If you are learning a language for reasons of business you may soon have the opportunity to travel internationally with your work. An important detail to keep in mind is that, in order to have a successful business trip, you’ll need to know more than the language that is spoken where you are going. Forbes Magazine recently put together a comprehensive article with tips, resources, and important tasks to complete before you step on the plane that may be your key to having a positive experience.
Your Basic Guide To Business Travel Abroad
Written by Jacquelyn Smith, for Forbes.com, 8/27/2012
Read the full article with is lists of important questions and resources here.
You’re probably familiar with common business practices in the U.S. and less accustomed to the way things are done abroad. That’s OK; most people are in the same boat. But if you do plan to travel for work, you should know that most of our customs don’t fly overseas, and you’ll want to do the necessary research before you go.
Due diligence is a must
“It’s not only important to prepare for a business trip abroad, it’s essential,” says Dale Kurow, a New York-based executive coach. “If this is your first business trip outside of the U.S., due diligence in learning about the country you’ll be visiting is a must. You’ll be interacting with colleagues with country-specific business acumen and your lack of knowledge will be evident and damaging.”
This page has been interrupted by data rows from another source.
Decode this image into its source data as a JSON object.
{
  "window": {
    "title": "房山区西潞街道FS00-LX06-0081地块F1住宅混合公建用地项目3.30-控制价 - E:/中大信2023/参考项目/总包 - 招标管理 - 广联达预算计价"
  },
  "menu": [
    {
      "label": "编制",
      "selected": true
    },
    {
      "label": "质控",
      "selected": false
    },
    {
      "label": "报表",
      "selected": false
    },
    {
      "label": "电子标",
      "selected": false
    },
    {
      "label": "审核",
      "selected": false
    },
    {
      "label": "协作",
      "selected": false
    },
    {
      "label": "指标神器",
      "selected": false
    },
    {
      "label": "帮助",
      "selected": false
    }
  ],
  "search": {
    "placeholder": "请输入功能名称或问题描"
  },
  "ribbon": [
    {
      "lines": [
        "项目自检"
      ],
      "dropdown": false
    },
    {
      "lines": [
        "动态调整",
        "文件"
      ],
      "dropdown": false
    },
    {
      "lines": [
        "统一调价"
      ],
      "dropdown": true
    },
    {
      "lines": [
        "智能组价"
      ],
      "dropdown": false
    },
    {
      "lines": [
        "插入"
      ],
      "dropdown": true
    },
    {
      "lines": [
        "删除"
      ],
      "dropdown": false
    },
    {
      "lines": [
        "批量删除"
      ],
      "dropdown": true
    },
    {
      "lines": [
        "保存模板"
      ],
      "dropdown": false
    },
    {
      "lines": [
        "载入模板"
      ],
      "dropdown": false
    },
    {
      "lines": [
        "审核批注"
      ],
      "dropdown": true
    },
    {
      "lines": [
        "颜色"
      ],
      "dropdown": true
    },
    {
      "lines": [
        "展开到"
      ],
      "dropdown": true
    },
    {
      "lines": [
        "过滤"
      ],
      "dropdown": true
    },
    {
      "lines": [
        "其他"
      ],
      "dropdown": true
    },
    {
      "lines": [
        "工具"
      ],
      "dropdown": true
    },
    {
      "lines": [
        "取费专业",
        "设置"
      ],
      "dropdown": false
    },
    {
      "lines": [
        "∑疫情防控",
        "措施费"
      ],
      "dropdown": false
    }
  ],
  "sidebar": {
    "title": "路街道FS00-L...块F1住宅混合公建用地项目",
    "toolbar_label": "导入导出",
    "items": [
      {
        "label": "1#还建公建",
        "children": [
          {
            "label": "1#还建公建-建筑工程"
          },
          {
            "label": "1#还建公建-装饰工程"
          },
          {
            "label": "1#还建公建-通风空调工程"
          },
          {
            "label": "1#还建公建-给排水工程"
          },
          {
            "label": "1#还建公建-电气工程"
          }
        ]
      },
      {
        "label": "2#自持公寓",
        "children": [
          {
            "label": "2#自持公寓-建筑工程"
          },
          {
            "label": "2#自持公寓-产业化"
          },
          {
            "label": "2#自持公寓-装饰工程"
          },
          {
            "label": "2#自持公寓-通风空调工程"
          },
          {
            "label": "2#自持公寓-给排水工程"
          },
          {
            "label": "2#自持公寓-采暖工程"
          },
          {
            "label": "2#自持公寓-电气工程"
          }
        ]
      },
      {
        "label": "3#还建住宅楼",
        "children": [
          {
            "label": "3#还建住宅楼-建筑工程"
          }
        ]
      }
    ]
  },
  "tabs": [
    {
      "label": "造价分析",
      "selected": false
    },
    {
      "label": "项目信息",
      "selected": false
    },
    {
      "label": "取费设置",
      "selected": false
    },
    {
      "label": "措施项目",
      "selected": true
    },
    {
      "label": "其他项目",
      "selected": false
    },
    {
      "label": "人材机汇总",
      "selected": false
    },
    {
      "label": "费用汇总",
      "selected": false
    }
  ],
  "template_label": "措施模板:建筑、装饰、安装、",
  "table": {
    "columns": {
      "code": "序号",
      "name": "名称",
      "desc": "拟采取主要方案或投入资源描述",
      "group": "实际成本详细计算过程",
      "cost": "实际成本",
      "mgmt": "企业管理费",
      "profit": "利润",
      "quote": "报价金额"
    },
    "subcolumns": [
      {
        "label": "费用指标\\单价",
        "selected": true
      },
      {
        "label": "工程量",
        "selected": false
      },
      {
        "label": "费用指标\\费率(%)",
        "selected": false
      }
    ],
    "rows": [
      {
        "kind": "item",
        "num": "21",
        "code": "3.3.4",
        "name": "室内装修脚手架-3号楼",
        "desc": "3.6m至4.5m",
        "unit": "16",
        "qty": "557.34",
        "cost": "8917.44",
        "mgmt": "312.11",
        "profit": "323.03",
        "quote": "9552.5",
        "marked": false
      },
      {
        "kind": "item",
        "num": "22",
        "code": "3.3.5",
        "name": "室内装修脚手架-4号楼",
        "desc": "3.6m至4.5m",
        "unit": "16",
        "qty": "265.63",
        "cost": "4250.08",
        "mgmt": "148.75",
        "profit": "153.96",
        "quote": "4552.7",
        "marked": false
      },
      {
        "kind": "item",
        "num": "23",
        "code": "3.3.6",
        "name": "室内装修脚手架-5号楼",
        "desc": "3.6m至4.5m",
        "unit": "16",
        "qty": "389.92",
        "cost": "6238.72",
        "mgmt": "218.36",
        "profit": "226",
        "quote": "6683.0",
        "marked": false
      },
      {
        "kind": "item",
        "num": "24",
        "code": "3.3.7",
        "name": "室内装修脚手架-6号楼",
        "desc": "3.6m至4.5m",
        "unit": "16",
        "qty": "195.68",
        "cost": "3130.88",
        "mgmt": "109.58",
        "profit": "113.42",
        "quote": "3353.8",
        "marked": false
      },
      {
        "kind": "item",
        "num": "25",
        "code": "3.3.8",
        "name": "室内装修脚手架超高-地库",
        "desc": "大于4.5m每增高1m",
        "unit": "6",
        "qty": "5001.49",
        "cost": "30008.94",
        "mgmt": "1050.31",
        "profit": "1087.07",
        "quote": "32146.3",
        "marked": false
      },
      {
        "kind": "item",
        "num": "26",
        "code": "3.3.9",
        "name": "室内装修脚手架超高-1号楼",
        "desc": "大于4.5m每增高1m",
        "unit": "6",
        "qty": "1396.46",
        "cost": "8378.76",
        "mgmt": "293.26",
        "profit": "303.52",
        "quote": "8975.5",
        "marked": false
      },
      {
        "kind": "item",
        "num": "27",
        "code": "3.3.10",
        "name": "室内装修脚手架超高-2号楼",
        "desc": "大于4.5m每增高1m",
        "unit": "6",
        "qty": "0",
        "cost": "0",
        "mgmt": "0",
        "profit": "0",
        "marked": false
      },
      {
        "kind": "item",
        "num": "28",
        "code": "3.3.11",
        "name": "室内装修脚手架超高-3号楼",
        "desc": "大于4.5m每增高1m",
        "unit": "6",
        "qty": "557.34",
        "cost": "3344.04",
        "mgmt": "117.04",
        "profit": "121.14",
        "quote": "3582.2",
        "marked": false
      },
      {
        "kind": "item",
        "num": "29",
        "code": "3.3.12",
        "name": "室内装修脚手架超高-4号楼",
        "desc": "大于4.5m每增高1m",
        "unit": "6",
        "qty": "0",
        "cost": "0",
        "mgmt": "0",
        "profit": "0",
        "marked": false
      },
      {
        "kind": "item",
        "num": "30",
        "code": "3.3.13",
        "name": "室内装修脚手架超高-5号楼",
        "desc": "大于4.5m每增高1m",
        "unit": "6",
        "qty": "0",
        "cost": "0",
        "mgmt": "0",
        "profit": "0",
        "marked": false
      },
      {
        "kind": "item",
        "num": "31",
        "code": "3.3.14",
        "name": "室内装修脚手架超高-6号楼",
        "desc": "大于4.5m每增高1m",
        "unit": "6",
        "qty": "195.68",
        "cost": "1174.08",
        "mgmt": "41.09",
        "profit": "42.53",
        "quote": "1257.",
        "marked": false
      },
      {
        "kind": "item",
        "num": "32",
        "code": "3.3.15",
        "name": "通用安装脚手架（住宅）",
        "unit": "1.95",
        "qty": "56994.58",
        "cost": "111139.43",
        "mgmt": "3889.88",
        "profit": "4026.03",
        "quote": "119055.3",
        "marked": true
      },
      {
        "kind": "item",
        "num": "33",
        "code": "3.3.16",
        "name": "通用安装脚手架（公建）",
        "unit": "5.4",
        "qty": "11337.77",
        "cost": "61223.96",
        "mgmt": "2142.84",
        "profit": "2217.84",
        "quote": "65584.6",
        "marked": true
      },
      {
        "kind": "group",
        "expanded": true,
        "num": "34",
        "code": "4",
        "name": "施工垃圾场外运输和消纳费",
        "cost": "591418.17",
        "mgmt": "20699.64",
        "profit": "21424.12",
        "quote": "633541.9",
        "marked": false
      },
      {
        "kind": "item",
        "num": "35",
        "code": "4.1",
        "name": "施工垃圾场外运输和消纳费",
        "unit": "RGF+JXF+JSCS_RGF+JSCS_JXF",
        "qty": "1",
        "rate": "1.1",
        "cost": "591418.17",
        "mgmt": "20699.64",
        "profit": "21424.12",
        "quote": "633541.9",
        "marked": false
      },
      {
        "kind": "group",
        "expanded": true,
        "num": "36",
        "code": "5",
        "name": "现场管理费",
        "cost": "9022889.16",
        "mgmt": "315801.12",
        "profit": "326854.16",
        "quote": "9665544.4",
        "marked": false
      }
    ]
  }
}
Andy Teach, a corporate veteran and author of From Graduation to Corporation: The Practical Guide to Climbing the Corporate Ladder One Rung at a Time, agrees. “It’s essential to prepare because there are so many more chances for things to go wrong compared to a domestic business trip,” he says. While abroad, you’ll be dealing with different people, different customs, and different rules.
You are representing your department, your company, and your country
“It’s important to remember that when you travel abroad for business, you are not just representing yourself, but also your department, your company, and your country,” he adds. You are an ambassador and should act accordingly.
Without adequate preparation, you’ll not only appear naïve and unsophisticated, but you run the risk of insulting the very people you want to impress, Kurow says. “Or worse, you could be labeled as clueless and not ready for a position with global reach. International experience is the proving ground for many a rising executive. Not doing your homework before you travel abroad could have a serious negative impact on your future career. It doesn’t get much more important than that.”
If you become sick or have a bad case of jet lag—which could easily happen if you don’t prepare properly—you won’t be 100% focused on what you need to be focused on, and this can certainly affect your productivity while you’re overseas, Teach adds.
You could offend people, lose an international account, or worse, lose your job
He says the best advice is to study the country you’re traveling to. Know the culture and customs of the people who live and work there, and plan your trip so that you have some time to rest before your business begins. Speak to other businesspeople who have previously been to that country on business and ask them for advice. Furthermore, act like a local, not like a tourist, he says.
“With so much on the line for an international business trip, every detail must be thoroughly examined,” Teach adds. So to help you with those details, we’ve constructed a brief guide for business travel abroad. Rules and customs vary by country—and it’s important to know those specifics before you go—but here are some universal things to think about.
For the full article visit Forbes.com